WHAT YOU HAVE TO DO:
Scan each line of the records for the word "data" and extract the ones that have it.

-- EXERCISE MATERIALS follows --

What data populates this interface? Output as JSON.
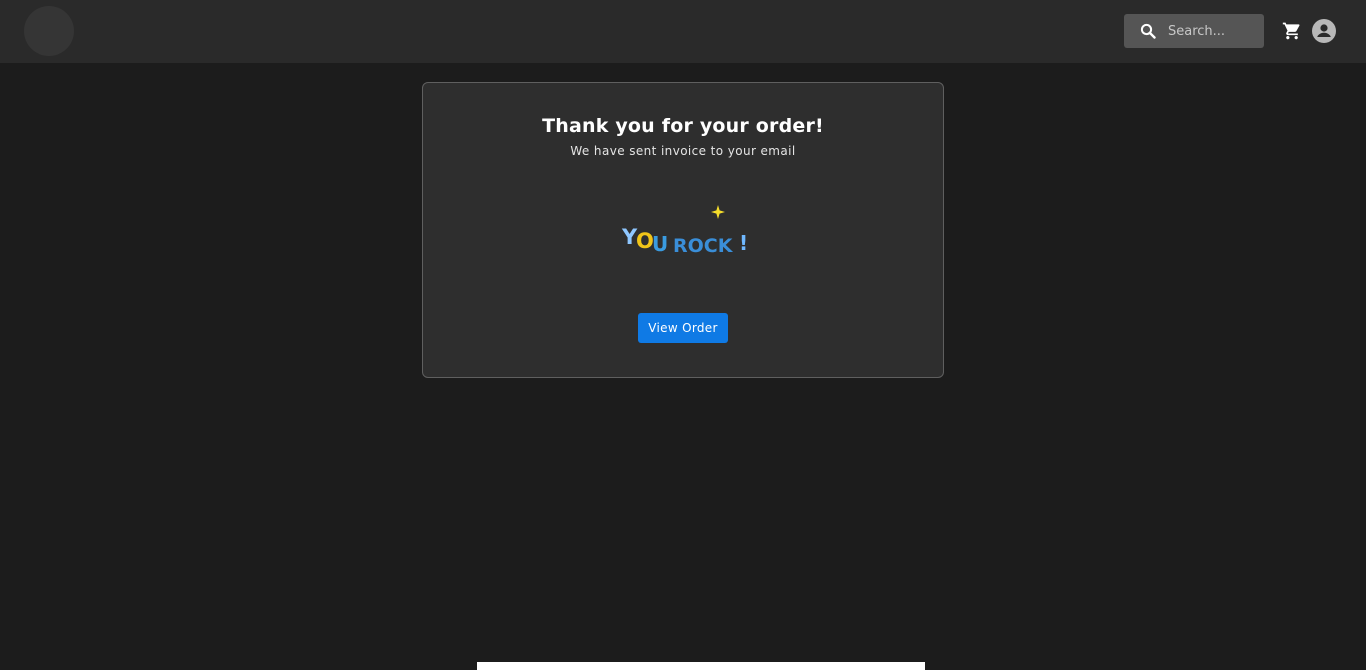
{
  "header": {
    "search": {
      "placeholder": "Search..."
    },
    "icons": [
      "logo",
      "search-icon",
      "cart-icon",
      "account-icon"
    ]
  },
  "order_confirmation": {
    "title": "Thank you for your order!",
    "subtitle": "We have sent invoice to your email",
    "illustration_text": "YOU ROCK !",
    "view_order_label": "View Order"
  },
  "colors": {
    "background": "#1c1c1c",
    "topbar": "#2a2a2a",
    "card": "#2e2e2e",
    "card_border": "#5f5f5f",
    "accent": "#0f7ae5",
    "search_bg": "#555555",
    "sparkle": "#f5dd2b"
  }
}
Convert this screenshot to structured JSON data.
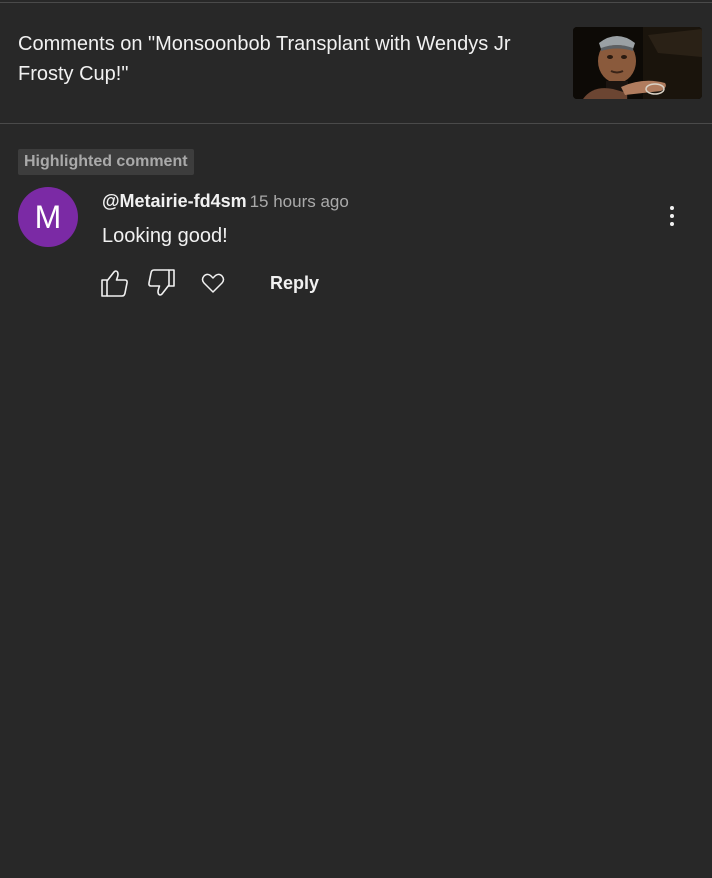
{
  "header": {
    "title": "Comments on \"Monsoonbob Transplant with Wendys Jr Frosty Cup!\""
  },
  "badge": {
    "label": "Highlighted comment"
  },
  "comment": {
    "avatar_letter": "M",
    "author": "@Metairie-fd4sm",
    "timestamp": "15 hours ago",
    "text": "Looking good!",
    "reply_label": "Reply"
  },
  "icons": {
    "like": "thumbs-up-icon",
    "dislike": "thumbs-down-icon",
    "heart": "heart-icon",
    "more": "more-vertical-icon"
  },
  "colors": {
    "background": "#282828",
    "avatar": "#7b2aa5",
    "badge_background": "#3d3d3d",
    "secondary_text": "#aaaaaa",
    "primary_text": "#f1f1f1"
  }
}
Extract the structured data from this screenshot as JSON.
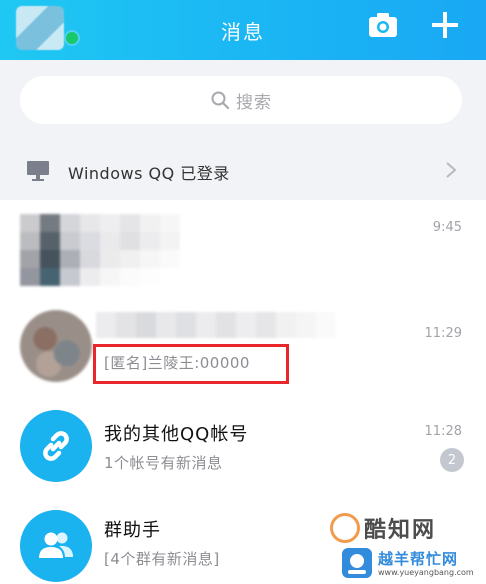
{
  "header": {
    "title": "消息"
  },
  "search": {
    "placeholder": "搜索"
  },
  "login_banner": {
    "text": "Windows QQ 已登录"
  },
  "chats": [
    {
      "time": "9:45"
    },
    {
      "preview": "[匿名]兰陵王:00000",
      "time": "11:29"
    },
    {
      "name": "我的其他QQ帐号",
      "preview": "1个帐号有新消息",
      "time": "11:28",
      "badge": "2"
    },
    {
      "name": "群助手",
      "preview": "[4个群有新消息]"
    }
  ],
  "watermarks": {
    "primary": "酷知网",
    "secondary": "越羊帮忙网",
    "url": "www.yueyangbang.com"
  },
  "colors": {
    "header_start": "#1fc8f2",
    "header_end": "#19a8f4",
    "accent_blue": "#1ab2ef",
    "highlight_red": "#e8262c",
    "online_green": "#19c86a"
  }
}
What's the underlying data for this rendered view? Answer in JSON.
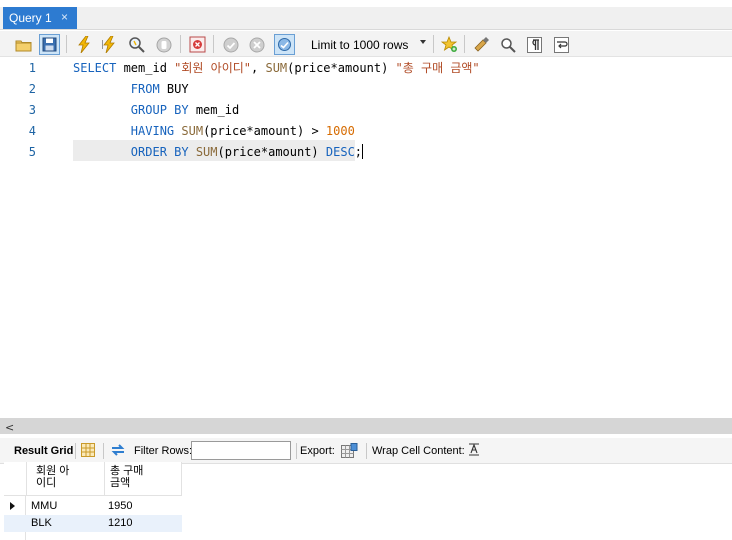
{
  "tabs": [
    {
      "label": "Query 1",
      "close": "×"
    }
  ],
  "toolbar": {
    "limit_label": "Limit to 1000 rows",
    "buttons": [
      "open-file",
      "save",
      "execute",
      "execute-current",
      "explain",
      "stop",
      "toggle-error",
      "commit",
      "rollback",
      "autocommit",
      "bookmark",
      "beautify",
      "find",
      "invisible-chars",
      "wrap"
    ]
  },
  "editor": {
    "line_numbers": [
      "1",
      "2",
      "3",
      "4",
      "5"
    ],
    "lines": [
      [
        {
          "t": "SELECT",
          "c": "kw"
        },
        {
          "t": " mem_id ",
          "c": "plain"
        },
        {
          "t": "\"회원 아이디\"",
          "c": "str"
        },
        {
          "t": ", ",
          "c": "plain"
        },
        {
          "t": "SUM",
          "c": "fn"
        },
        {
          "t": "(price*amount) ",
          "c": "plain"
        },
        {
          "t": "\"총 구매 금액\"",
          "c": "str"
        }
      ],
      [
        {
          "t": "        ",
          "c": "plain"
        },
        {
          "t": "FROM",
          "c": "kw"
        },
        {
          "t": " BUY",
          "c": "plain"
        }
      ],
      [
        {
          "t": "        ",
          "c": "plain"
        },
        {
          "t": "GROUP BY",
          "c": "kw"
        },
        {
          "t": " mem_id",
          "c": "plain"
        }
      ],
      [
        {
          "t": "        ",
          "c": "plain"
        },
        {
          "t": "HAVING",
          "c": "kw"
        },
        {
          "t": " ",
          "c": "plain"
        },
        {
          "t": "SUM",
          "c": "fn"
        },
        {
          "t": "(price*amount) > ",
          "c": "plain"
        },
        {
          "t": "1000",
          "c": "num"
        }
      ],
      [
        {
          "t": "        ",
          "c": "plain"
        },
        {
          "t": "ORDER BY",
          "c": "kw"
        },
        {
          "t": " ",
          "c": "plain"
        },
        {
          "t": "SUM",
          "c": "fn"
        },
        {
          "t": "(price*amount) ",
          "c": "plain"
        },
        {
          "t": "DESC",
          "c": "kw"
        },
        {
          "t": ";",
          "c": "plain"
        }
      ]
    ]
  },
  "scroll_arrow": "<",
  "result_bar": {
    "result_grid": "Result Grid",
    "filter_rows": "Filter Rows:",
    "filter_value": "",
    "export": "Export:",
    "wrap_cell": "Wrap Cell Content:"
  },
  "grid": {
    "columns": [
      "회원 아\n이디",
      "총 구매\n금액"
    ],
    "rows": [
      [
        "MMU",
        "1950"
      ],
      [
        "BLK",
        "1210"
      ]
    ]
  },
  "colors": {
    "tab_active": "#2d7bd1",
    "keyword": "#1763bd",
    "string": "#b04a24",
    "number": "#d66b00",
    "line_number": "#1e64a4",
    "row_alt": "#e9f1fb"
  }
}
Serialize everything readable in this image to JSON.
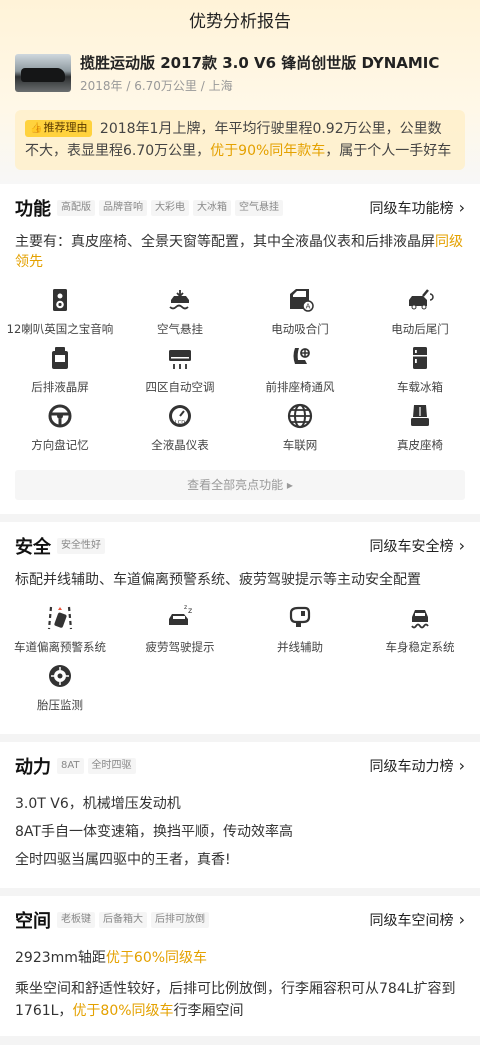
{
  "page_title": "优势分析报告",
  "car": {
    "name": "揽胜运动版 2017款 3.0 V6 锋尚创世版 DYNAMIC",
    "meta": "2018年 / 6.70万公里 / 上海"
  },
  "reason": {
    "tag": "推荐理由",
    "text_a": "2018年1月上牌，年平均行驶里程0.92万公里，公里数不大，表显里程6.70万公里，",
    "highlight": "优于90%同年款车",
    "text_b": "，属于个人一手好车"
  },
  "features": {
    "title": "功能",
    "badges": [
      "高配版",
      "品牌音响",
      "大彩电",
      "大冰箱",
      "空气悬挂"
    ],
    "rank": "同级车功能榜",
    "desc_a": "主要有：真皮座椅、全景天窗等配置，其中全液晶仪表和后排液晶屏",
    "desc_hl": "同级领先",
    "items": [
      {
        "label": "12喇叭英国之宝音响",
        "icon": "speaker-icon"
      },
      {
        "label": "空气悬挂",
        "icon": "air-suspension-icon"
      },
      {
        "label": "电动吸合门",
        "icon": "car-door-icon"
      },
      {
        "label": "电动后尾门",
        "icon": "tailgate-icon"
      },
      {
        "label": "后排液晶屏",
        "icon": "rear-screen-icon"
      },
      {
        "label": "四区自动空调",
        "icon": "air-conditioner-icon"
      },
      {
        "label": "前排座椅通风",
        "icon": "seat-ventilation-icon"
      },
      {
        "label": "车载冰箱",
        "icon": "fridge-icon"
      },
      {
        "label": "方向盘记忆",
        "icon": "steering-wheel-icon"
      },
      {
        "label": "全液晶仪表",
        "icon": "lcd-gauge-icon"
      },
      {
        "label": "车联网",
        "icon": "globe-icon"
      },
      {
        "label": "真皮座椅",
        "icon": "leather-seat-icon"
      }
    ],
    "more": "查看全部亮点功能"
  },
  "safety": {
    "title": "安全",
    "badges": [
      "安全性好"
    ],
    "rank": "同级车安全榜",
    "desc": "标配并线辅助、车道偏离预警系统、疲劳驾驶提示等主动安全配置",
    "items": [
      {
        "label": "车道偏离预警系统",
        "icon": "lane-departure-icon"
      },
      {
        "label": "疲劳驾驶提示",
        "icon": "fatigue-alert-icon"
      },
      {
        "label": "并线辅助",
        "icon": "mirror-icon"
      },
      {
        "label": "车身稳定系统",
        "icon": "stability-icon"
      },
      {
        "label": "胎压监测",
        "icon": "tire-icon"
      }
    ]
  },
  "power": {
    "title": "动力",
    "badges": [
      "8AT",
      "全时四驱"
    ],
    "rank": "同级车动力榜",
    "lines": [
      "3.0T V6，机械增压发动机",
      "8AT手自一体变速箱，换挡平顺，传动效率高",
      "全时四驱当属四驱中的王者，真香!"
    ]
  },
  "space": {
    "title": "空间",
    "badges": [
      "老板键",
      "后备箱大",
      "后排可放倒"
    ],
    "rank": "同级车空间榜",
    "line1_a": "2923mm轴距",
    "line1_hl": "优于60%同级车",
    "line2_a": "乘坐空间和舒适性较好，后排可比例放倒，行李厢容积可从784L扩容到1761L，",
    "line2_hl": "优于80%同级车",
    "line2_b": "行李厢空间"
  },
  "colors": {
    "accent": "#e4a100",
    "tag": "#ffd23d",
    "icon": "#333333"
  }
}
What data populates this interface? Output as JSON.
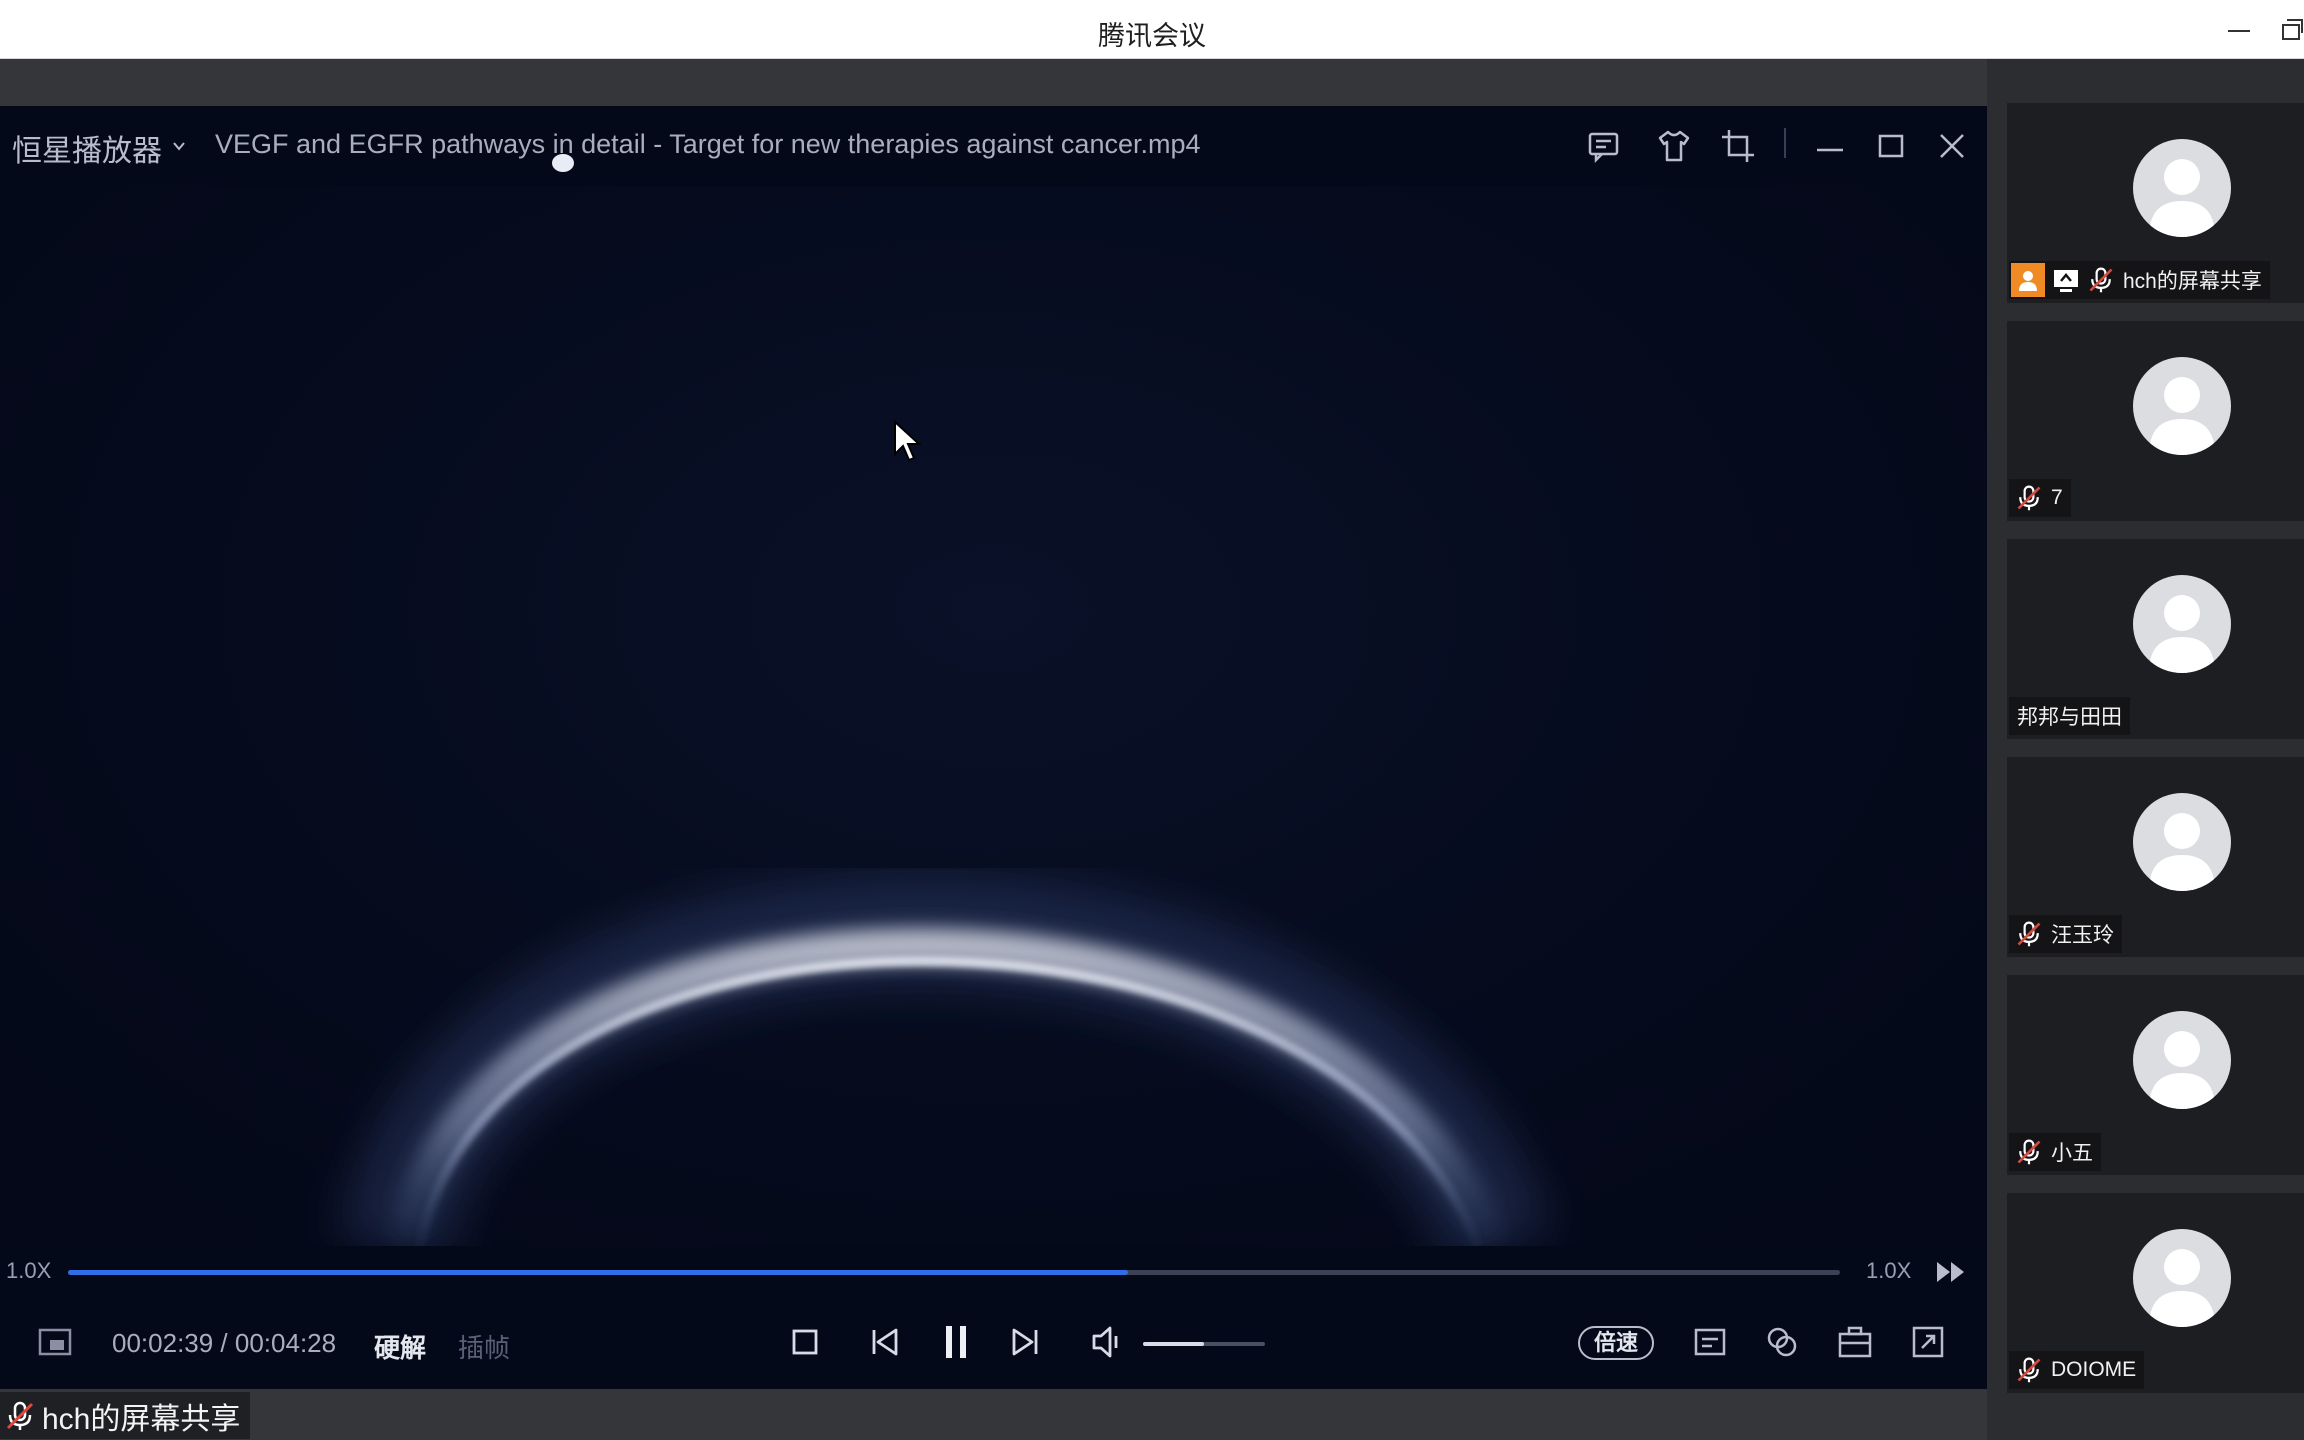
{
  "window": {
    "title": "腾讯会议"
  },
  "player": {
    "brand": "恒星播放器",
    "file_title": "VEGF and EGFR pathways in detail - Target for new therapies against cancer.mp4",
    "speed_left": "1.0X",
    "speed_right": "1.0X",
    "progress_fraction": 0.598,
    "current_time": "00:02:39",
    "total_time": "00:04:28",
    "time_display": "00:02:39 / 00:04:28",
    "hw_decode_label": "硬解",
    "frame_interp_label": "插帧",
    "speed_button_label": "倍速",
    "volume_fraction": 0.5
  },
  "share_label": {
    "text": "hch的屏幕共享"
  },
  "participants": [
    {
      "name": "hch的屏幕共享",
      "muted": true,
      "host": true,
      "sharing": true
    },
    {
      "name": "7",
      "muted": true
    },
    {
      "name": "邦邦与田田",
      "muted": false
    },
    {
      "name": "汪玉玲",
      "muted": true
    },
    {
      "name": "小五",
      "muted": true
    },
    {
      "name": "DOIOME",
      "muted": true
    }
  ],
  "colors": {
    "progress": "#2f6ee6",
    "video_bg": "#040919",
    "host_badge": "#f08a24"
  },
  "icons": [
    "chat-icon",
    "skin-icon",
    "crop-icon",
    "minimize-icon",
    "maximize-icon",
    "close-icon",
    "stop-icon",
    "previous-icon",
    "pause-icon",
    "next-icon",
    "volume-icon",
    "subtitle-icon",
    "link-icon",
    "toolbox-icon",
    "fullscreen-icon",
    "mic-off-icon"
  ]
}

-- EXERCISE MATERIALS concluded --

RESPONSE TO THE TASK:
What data populates this interface? Output as JSON.
Convert this screenshot to structured JSON data.
Extract the structured data from this screenshot as JSON.
What's the underlying data for this rendered view? Answer in JSON.
What data populates this interface? Output as JSON.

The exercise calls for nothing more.